Read This To Decide If You Think You Might Have Attention Deficit Hyperactivity Disorder, Then Choose What To Do

If you think, or if you have been told, that you may suffer from Attention Deficit Hyperactivity Disorder, read through this list of symptoms. Check off ones you can identify with. Show it to your doctor for an opinion on whether medication might help or not.

Yes or no, if you feel the need, bring your list to your next appointment and together we can create a plan to help you manage your symptoms (as well as your time) better.

SELF-TEST: Typical ADD - ADHD Traits

The traits listed below are typical of Adult ADD - ADHD. To strongly suspect ADD, a person should have at least 15 of these traits, and the symptoms should be:
  • Persistent - The trait is present more often than not, from an early age.
  • Pervasive - The trait is present in many different areas of a person's life.
  • Prohibiting quality of life - The trait interferes with several areas of life, including work success, relationships, and/or self-esteem.
    • Constantly distracted by thoughts or stimuli that interrupt actions or conversations
    • Needing to change physical positions often, getting out of chair, moving; history of childhood hyperactivity
    • Spacey or daydreaming, trouble concentrating
    • Many thoughts and ideas, seemingly all at once
    • Multi-tasking, often doing several things at once (such as TV, e-mail, talking on phone, reading)
    • Focusing so avidly on an interest that everything else is forgotten
    • Tactless, saying the wrong thing at the wrong time
    • Missing social cues, behaving or speaking inappropriately
    • Needing to write or doodle in order to pay attention in meetings
    • Inability to concentrate or sustain focus on reading (not necessarily dyslexia)
    • Poor short-term memory
    • Chronic lateness, poor time judgment
    • Inability to work within the rules of a corporate or bureaucratic structure
    • Inability to work effectively without imposed structure
    • Chronic clutter and disorganization
    • Inability to prioritize
    • Inability to get started on tasks such as bill-paying, laundry, mundane paperwork
    • Procrastination
    • Perfectionism
    • Poor follow-through on completing projects, leaving "loose ends"
    • Inappropriate anger responses, defensiveness, placing blame on self or others
    • History of fractured relationships, misunderstandings
    • Thinking in black / white terms; things or people seem either all good or all bad
    • Often taking on more than can realistically be accomplished
    • Thrill-seeking behavior, or enjoyment of risk
    • Intolerance of boredom, changing jobs or hobbies often
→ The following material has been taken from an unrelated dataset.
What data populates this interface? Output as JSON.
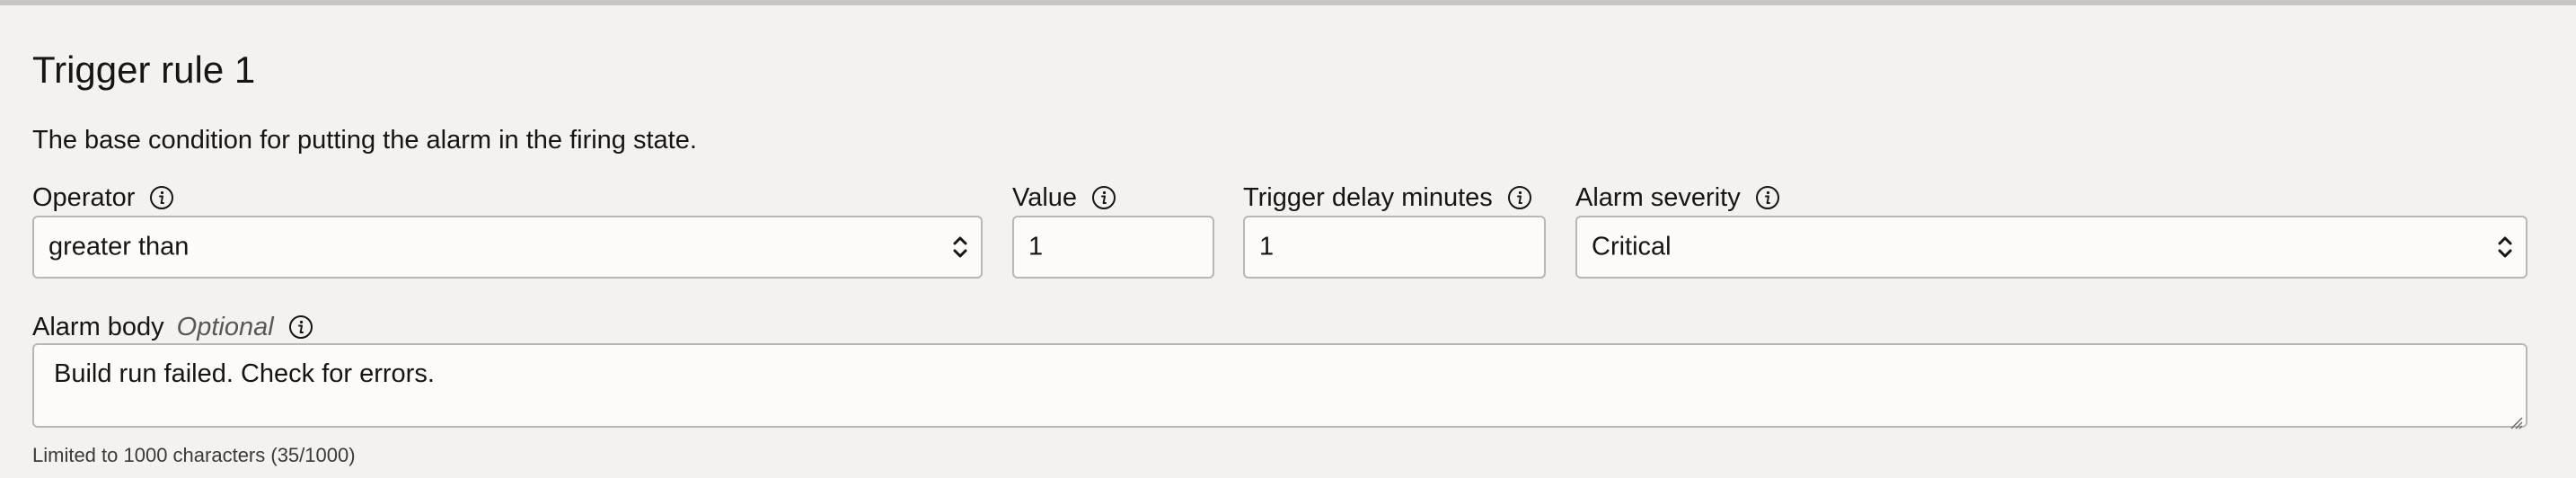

Source: Symptoms compiled from the Diagnostic and Statistical Disorder of Mental Disorders, Third Edition, American Psychiatric Association. This table comes from Mincu and Associates.